When we’re so focussed on daily tasks, we rarely think about the other half of our time: When we’re sleeping. We spend almost half our lives asleep, and though we may not realize it, our sleep patterns change as we age.
To maintain optimal health, it’s important to understand what these changes are to both your physical and mental needs.
Why we sleep more growing up (from birth to teen years)
There’s a reason newborn babies tend to sleep throughout the day. Their brains are developing and they are constantly learning new things, and sleep is vital when it comes to their growth. This continues all the way to puberty, when the growth hormone is at its highest. Sealy mattresses are not only for grown ups – did you know we also manufacture cot mattresses? Sealy cot mattresses are manufactured with a non-allergenic, anti-bacterial material and a pocket innerspring system designed to support babies’ growing bodies.
Children need at least 12 hours of sleep. This gradually decreases as they enter their teens. Teenagers experience slower sleep pressure, meaning they feel the desire to sleep later than an adult would. As a result, teenagers typically have high energy levels throughout the evening and night.
Little wonder most parents struggle to keep up with the teenage angst of their kids and their associated sleep patterns!
Parents need to play an active role during these formative years. Setting ground rules and limiting certain activities may help manage this potentially difficult situation. While it’s tempting to pass on your old mattress to your young teenager, it’s advisable to invest in a mattress that will support them as they grow, encouraging the best possible sleep.
Adult years – from 20 to 40
As you enter adulthood, your priorities and time commitments naturally change. Typically, the sleep pattern of a healthy adult requires six to nine hours of sleep. Depending on a number of factors, like lifestyle and responsibilities, being deprived of sleep in your adult years is felt more acutely than in your teens.
You have more on your mind as an adult. Work, marriage and having kids can take a toll on your stress levels, thus affecting your sleep.
Even though your college party days may be behind you, alcohol overconsumption is a real thing and will lead to sleep problems. This not only affects your mental health during the day, but can also affect your ability to sleep well at night.
To really get a good night’s rest, it’s important to view the bedroom as a place to relax and unwind. Avoid making late night phone calls or working on your tablet.
Reserve the bedroom for sleeping and intimacy.
How Sleep Affects Older People (Ages of 50 to 60)
As you pass middle age and move into the realm of seniorhood, sleep can become more of a problem. As you grow older, you produce less growth hormone, and as a result, you experience less deep sleep or REM (rapid eye movement), which is a restorative sleep.
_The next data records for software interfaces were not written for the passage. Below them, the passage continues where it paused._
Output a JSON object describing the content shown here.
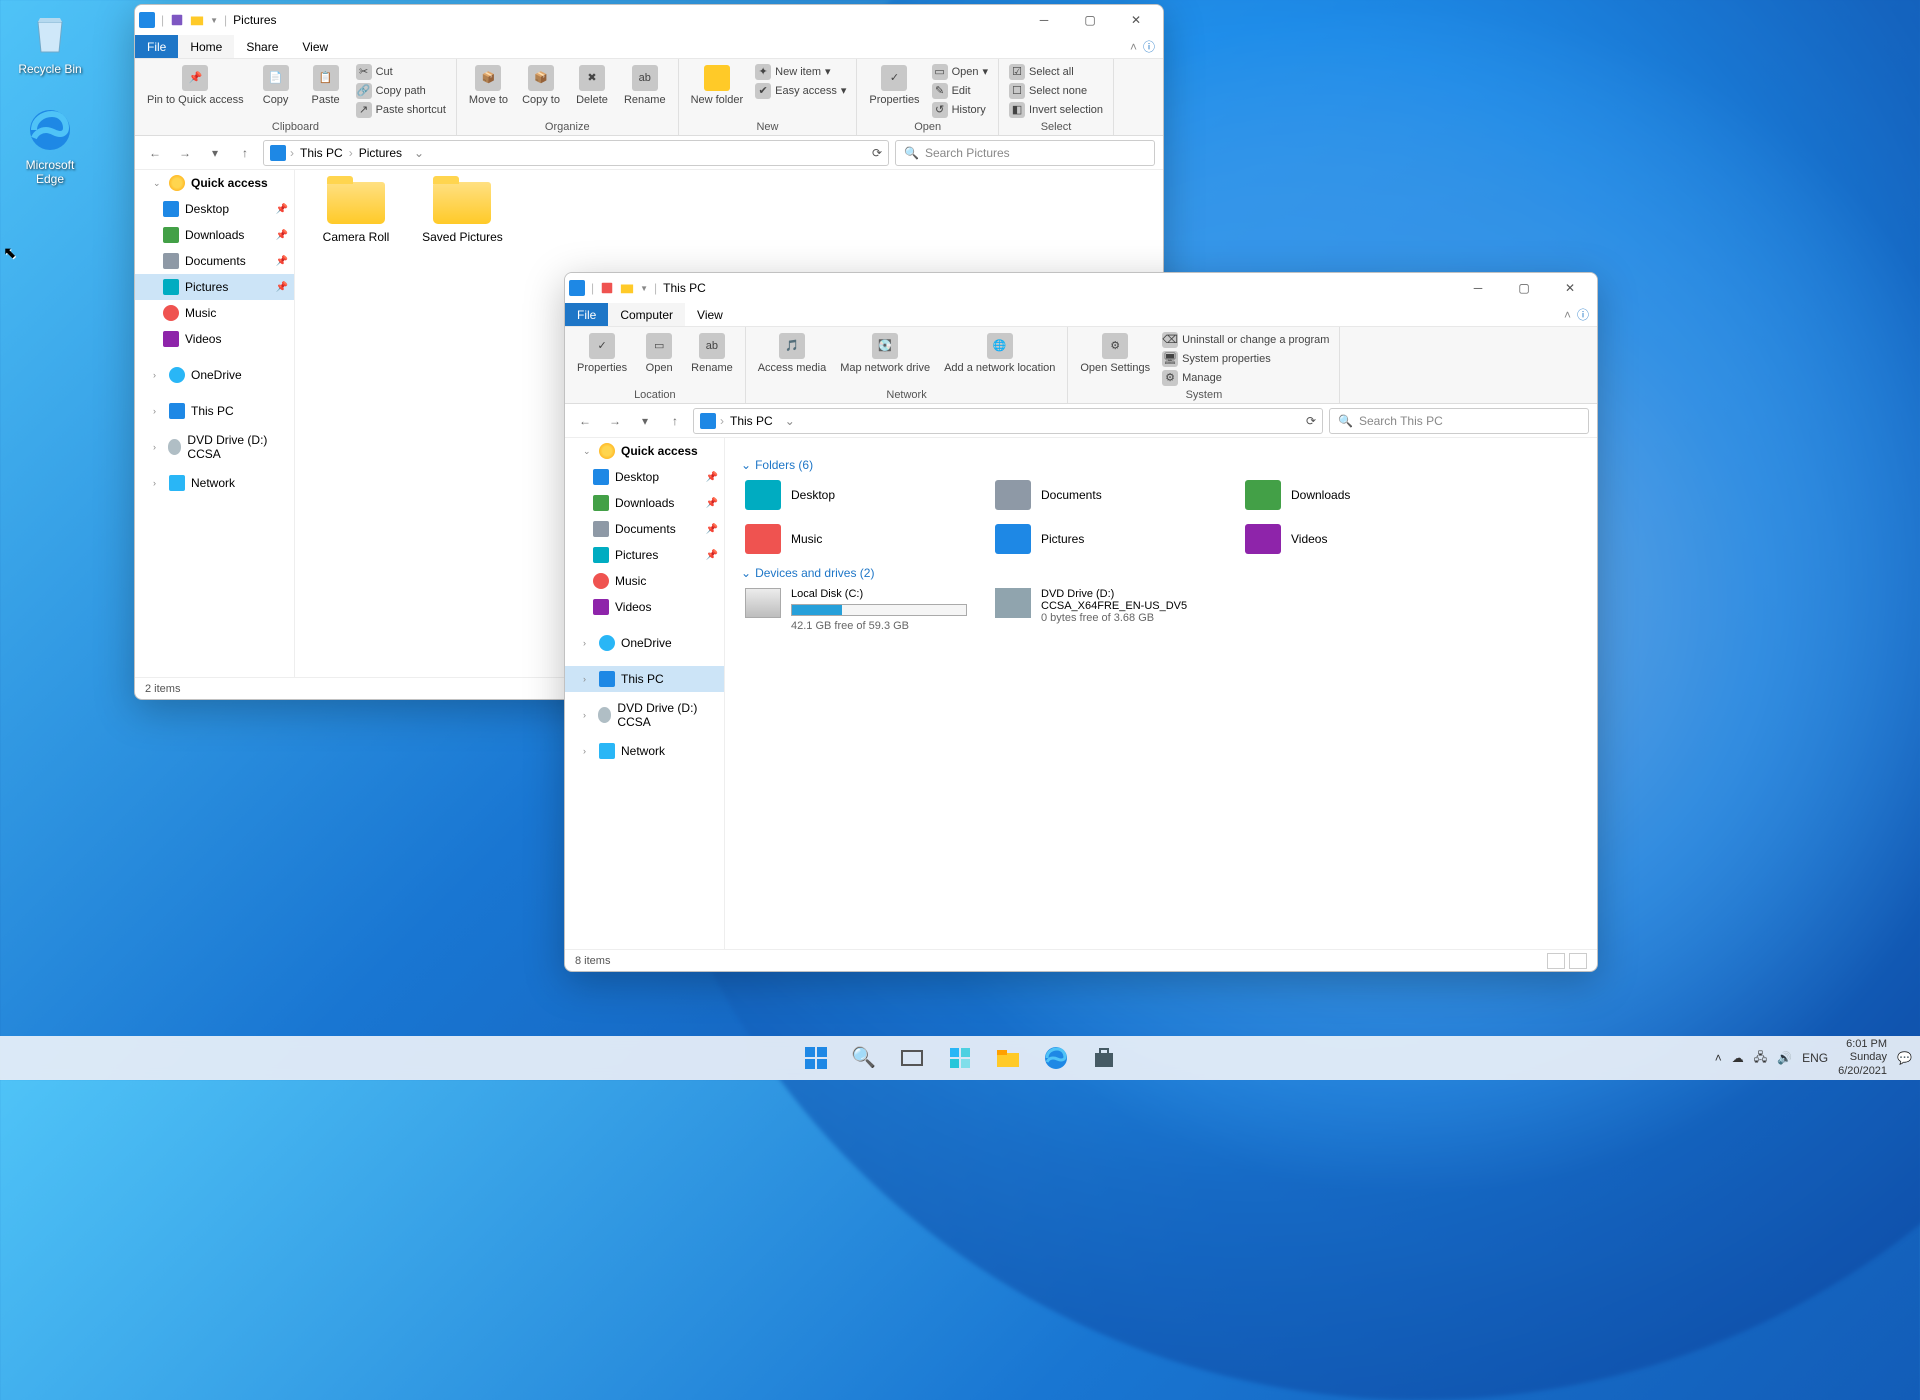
{
  "desktop": {
    "icons": [
      {
        "name": "recycle-bin",
        "label": "Recycle Bin"
      },
      {
        "name": "microsoft-edge",
        "label": "Microsoft Edge"
      }
    ]
  },
  "win1": {
    "title": "Pictures",
    "tabs": {
      "file": "File",
      "t": [
        "Home",
        "Share",
        "View"
      ]
    },
    "ribbon": {
      "clipboard": {
        "pin": "Pin to Quick\naccess",
        "copy": "Copy",
        "paste": "Paste",
        "cut": "Cut",
        "copypath": "Copy path",
        "shortcut": "Paste shortcut",
        "label": "Clipboard"
      },
      "organize": {
        "move": "Move\nto",
        "copyto": "Copy\nto",
        "delete": "Delete",
        "rename": "Rename",
        "label": "Organize"
      },
      "new": {
        "folder": "New\nfolder",
        "item": "New item",
        "easy": "Easy access",
        "label": "New"
      },
      "open": {
        "props": "Properties",
        "open": "Open",
        "edit": "Edit",
        "history": "History",
        "label": "Open"
      },
      "select": {
        "all": "Select all",
        "none": "Select none",
        "invert": "Invert selection",
        "label": "Select"
      }
    },
    "breadcrumb": [
      "This PC",
      "Pictures"
    ],
    "search_ph": "Search Pictures",
    "nav": {
      "quickaccess": "Quick access",
      "items": [
        "Desktop",
        "Downloads",
        "Documents",
        "Pictures",
        "Music",
        "Videos"
      ],
      "onedrive": "OneDrive",
      "thispc": "This PC",
      "dvd": "DVD Drive (D:) CCSA",
      "network": "Network"
    },
    "content": {
      "folders": [
        "Camera Roll",
        "Saved Pictures"
      ]
    },
    "status": "2 items"
  },
  "win2": {
    "title": "This PC",
    "tabs": {
      "file": "File",
      "t": [
        "Computer",
        "View"
      ]
    },
    "ribbon": {
      "location": {
        "props": "Properties",
        "open": "Open",
        "rename": "Rename",
        "label": "Location"
      },
      "network": {
        "access": "Access\nmedia",
        "map": "Map network\ndrive",
        "add": "Add a network\nlocation",
        "label": "Network"
      },
      "system": {
        "open": "Open\nSettings",
        "uninstall": "Uninstall or change a program",
        "sysprops": "System properties",
        "manage": "Manage",
        "label": "System"
      }
    },
    "breadcrumb": [
      "This PC"
    ],
    "search_ph": "Search This PC",
    "nav": {
      "quickaccess": "Quick access",
      "items": [
        "Desktop",
        "Downloads",
        "Documents",
        "Pictures",
        "Music",
        "Videos"
      ],
      "onedrive": "OneDrive",
      "thispc": "This PC",
      "dvd": "DVD Drive (D:) CCSA",
      "network": "Network"
    },
    "content": {
      "folders_head": "Folders (6)",
      "folders": [
        "Desktop",
        "Documents",
        "Downloads",
        "Music",
        "Pictures",
        "Videos"
      ],
      "drives_head": "Devices and drives (2)",
      "c": {
        "name": "Local Disk (C:)",
        "free": "42.1 GB free of 59.3 GB",
        "fill_pct": 29
      },
      "d": {
        "name": "DVD Drive (D:)",
        "name2": "CCSA_X64FRE_EN-US_DV5",
        "free": "0 bytes free of 3.68 GB"
      }
    },
    "status": "8 items"
  },
  "taskbar": {
    "lang": "ENG",
    "time": "6:01 PM",
    "day": "Sunday",
    "date": "6/20/2021"
  }
}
Elderly people tend to sleep and wake early. Sleep patterns are likely to be fragmented as a result of reduced REM. Reduced sleep in older adults can lead to depression and trouble recalling events during the day.
People at this age tend to fall asleep easily, but have difficulty maintaining quality sleep. As a result, the body produces less melatonin.
This can lead to a lot of physical problems, like diabetes, weight problems and even breast cancer. What’s worse is that senior adults tend to need more medication for their various ailments, which can compound sleep problems.
Overcoming sleep problems at any age
Sometimes you need to put in a little extra effort if you want to improve your sleep patterns. If you’re trying to sleep better, try the following things:
Do aerobic exercises
The benefits of exercise can never be overstated. Studies have shown that performing 30 minutes of aerobic exercise four times a week can help seniors sleep a lot better at night.
Avoid caffeine when possible
Most of us can’t help but drink our fill of caffeine on any given day. But that cup of black coffee can cause your nervous system to become over-stimulated, keeping you wide awake when you need to get some shut-eye. Limiting your caffeine intake or avoiding it entirely is important if you’re having problems with insomnia.
Use a quality mattress
Even if you have gotten used to your mattress, you should take note when it doesn’t feel right. That aching back you feel first thing in the morning might mean you should look into finding a replacement. This is especially true if your mattress is seven years or older.
Quality sleep is important at any age. Take the proper steps to balance your life, ensuring you maintain a healthy physical and mental state. This will go a long way towards helping you sleep, thus allowing you to have the life you deserve.